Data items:

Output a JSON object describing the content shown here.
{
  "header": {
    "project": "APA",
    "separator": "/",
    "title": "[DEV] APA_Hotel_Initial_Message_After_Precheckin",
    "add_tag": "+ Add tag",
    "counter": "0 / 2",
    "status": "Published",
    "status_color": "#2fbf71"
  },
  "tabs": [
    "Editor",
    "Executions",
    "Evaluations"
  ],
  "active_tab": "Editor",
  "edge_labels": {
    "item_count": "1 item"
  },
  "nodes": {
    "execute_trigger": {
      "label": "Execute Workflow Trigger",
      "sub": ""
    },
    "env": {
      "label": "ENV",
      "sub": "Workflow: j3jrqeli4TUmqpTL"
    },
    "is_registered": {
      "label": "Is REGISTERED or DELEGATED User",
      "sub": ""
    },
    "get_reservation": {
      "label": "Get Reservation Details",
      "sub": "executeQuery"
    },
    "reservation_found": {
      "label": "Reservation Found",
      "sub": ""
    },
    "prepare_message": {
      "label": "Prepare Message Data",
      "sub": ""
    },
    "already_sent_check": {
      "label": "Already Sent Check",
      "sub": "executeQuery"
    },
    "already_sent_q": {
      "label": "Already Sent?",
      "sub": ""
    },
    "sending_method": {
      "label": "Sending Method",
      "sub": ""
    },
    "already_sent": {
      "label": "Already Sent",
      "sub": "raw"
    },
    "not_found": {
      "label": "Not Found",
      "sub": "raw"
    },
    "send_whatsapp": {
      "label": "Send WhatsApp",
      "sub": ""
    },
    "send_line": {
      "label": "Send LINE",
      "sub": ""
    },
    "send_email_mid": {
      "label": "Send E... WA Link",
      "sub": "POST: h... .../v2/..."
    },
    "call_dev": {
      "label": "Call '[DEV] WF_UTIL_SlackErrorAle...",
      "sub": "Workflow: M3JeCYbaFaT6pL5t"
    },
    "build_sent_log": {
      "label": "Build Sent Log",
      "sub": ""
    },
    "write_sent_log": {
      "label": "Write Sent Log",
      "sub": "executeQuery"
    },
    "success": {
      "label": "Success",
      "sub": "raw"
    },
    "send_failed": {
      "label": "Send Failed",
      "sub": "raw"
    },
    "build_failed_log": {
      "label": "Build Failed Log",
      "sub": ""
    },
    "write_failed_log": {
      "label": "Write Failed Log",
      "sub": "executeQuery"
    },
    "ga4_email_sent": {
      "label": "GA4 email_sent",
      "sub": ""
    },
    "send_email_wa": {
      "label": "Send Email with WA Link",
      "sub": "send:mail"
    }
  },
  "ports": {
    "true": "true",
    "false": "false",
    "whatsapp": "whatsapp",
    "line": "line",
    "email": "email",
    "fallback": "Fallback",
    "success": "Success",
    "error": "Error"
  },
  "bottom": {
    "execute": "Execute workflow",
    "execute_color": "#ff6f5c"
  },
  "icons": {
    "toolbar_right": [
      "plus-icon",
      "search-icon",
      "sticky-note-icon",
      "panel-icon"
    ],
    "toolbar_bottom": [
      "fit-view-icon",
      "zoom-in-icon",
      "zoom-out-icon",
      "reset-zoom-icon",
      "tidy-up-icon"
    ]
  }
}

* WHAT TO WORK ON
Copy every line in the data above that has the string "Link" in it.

* RESULT
      "label": "Send E... WA Link",
      "label": "Send Email with WA Link",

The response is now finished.